By Neal Fishman, SCCA Board President
Life sometimes takes strange twists and turns. For instance, how does a city boy from the Bronx end up as a leading Northern California environmentalist and a critical member of the SCCA board? It’s a good story and we’ll let you in on it. But first, a very big thank you to David Keller, said city boy, for his years of service to SCCA, Sonoma County and much of the rest of Northern California. David left SCCA’s board this year after 18 years. We owe him our respect and gratitude and very much miss his insights at our monthly meetings.
David grew up in the Bronx in the same congressional district now held by Alexandra Ocasio
Cortez. His family lived in a lively area of high rises that were well planned to provide more than just a place to live. There were parks and community centers, public transit, and small retail stores. It was one of the first planned high-rise communities in the country. Its goals were to provide a good quality of life for everyone, not just specific families within their own domiciles. This stuck with David and is one of the keys to how he feels about Sonoma County and its problems and opportunities.
After graduating from City College of New York with a double degree in sociology and social psychology and a minor in art David left the Bronx and headed for advanced study in Ann Arbor, Michigan, eventually getting a job as a social worker in Detroit. As he tells it, this was his last straight job and it didn’t last long. Oregon and then California beckoned.
Carpentry and woodworking were his goals in Oregon but the economy in the early seventies provided few opportunities. Landing in Oakland he decided to seek new skills at the California College of Arts and Crafts and then UC Berkeley. Neither had wood working classes of any note and CCAC cost a mint, and at that time David barely had enough money to buy a package of mints. But he was told of a master woodworker living in Bolinas, Arthur Espenet, who might consider having a student.

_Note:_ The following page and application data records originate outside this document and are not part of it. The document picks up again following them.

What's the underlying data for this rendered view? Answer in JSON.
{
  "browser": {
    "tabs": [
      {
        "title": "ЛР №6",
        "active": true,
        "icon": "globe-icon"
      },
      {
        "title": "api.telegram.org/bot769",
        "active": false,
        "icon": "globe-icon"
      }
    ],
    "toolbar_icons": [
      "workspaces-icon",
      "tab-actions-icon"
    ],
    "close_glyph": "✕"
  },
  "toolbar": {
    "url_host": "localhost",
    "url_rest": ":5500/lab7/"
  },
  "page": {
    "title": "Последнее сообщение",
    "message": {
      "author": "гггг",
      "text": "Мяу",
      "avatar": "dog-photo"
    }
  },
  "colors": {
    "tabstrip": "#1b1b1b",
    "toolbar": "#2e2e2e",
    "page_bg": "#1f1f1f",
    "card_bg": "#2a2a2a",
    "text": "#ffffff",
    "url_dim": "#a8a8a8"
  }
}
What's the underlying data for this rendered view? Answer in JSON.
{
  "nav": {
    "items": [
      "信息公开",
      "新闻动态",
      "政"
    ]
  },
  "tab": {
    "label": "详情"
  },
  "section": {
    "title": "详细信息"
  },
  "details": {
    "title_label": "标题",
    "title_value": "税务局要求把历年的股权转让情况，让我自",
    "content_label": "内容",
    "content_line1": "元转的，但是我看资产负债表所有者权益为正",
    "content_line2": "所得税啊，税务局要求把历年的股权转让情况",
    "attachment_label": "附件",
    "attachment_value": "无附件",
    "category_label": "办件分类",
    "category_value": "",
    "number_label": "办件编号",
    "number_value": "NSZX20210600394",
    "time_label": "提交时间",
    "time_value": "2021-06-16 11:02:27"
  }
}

He visited Espenet, who it turned out was just about to undertake a major project for the Smithsonian, outfitting the then new Renwick gallery. David had found a master who he then convinced to “hire” him for the princely sum of nothing. But he didn’t have to pay him either. He worked there for three years. But after a few months he was taken on as a paid employee making a living wage at the time, $3 and hour. He became a skilled wood worker and carpenter, his goal, but also made wood working tools. He devised a special jig for creating dove tails in larger thicker furniture pieces. Selling these tools and making furniture became his livelihood.
Bolinas was and is a town of often brilliant but iconoclastic individualists. David fit right in and became involved in local issues. He spearheaded the permanent opening of the beach in town and repair of the infrastructure protecting it. He supported a development moratorium based on water supply. These, and other issues, meant dealing with bureaucrats, permits and even a local election. The social worker turned wood worker was becoming an environmental activist.
After a few years David and his wife Allison moved to Petaluma where his activism blossomed over issues related to a local creek, the local sewage treatment plant, the Petaluma River, the county water agency, and eventually the Eel and Russian rivers. These all remain issues that David cares about and is active in. It didn’t take long for Bill Kortum to ask David to join the SCCA board in the late nineties. He also served a term on the Petaluma City Council. For all of his nearly 20 years on the SCCA board David was a thought leader and a tough activist. He is proud of SCCA’s role during those years promoting the SMART train, urban growth boundaries, the Ag and Open Space District, and a fix for Santa Rosa sewage treatment dilemmas.
In a way, the city boy has come full circle. The differences in his interests and life in the Bronx and eventually in Sonoma County do not loom so large today. David recounts that even in his New York days, water was always an issue and solace to him. His later work in Marin and Sonoma counties has included much thought and effort about water supply and public access to water. His experience living in a well-planned community in the Bronx informs his opinions on what types of development should be promoted in Sonoma County. His New York local hero, Jane Jacobs, got her spurs battling the powerful and legendary Robert Moses who tried but failed to put a freeway through the center of Manhattan, which would have destroyed much of the city. Jacobs powerful rebuke of Moses as well as David’s own social activism flowed easily into environmental activism in later years.
David may have left the SCCA board, but he will always remain a supporter and a firm environmental voice in the entire region. Now, along with his long-standing interest in water, David will be concentrating his concern on making sure that the rush to build new housing for all income levels is done with the same kind of care that was put into those high rises in the Bronx. He recounts a story about a conversation he had with a Berkeley architect about how long buildings last. What we do today will be with us for generations. If we don’t require development to provide space for public amenities, there won’t be any, for generations. He also recounts an encounter with a group of Japanese carpentry masters who came to California during his Bolinas days to rebuild a dismantled temple that was sent as a gift. Each member of the crew from Japan was not only a master carpenter but they each came from generations of such masters. Their skills were unmatched because of this long tradition. David stands for the long view in Sonoma County. He stands with future generations as well as our own time. He stands for an economy, where skill, craft, environmental restoration, and public goods have a key and honored place. To a great degree this is the essence of SCCA’s mission and we will continue to seek David’s guidance in the coming years.